### Your goal
The answer must be an exact copy of the records, with every picture left out.

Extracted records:
▬▬▬▬▬▬

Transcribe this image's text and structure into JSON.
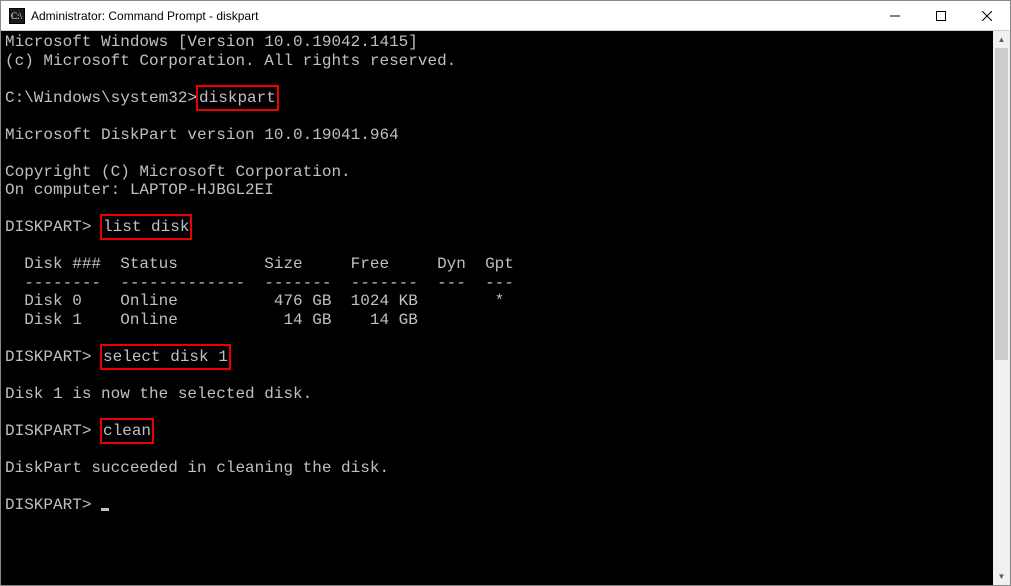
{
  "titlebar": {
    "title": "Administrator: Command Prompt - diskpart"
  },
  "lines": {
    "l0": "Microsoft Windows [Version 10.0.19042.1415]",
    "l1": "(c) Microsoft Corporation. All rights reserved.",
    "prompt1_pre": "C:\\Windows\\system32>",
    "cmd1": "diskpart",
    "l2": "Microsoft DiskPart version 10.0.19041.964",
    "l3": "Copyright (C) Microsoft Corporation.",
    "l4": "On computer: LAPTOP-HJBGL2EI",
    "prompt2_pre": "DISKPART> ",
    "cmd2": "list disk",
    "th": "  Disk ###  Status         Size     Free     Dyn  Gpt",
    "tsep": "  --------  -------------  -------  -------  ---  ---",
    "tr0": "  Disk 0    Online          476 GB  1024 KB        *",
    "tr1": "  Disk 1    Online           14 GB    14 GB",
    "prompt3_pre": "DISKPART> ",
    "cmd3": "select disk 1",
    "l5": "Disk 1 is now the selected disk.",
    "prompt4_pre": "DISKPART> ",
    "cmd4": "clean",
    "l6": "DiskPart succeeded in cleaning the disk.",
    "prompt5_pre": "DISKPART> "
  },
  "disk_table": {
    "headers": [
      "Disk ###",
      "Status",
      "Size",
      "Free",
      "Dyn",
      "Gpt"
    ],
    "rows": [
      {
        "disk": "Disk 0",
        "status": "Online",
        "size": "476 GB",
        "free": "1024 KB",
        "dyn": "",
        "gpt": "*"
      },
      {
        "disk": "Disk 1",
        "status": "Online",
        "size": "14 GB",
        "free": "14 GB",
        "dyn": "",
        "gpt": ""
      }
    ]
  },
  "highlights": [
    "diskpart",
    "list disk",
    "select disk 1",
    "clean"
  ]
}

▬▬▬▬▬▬

### Result of this exercise
Transcribe this image's text and structure into JSON.
{
  "titlebar": {
    "title": "Administrator: Command Prompt - diskpart"
  },
  "lines": {
    "l0": "Microsoft Windows [Version 10.0.19042.1415]",
    "l1": "(c) Microsoft Corporation. All rights reserved.",
    "prompt1_pre": "C:\\Windows\\system32>",
    "cmd1": "diskpart",
    "l2": "Microsoft DiskPart version 10.0.19041.964",
    "l3": "Copyright (C) Microsoft Corporation.",
    "l4": "On computer: LAPTOP-HJBGL2EI",
    "prompt2_pre": "DISKPART> ",
    "cmd2": "list disk",
    "th": "  Disk ###  Status         Size     Free     Dyn  Gpt",
    "tsep": "  --------  -------------  -------  -------  ---  ---",
    "tr0": "  Disk 0    Online          476 GB  1024 KB        *",
    "tr1": "  Disk 1    Online           14 GB    14 GB",
    "prompt3_pre": "DISKPART> ",
    "cmd3": "select disk 1",
    "l5": "Disk 1 is now the selected disk.",
    "prompt4_pre": "DISKPART> ",
    "cmd4": "clean",
    "l6": "DiskPart succeeded in cleaning the disk.",
    "prompt5_pre": "DISKPART> "
  },
  "disk_table": {
    "headers": [
      "Disk ###",
      "Status",
      "Size",
      "Free",
      "Dyn",
      "Gpt"
    ],
    "rows": [
      {
        "disk": "Disk 0",
        "status": "Online",
        "size": "476 GB",
        "free": "1024 KB",
        "dyn": "",
        "gpt": "*"
      },
      {
        "disk": "Disk 1",
        "status": "Online",
        "size": "14 GB",
        "free": "14 GB",
        "dyn": "",
        "gpt": ""
      }
    ]
  },
  "highlights": [
    "diskpart",
    "list disk",
    "select disk 1",
    "clean"
  ]
}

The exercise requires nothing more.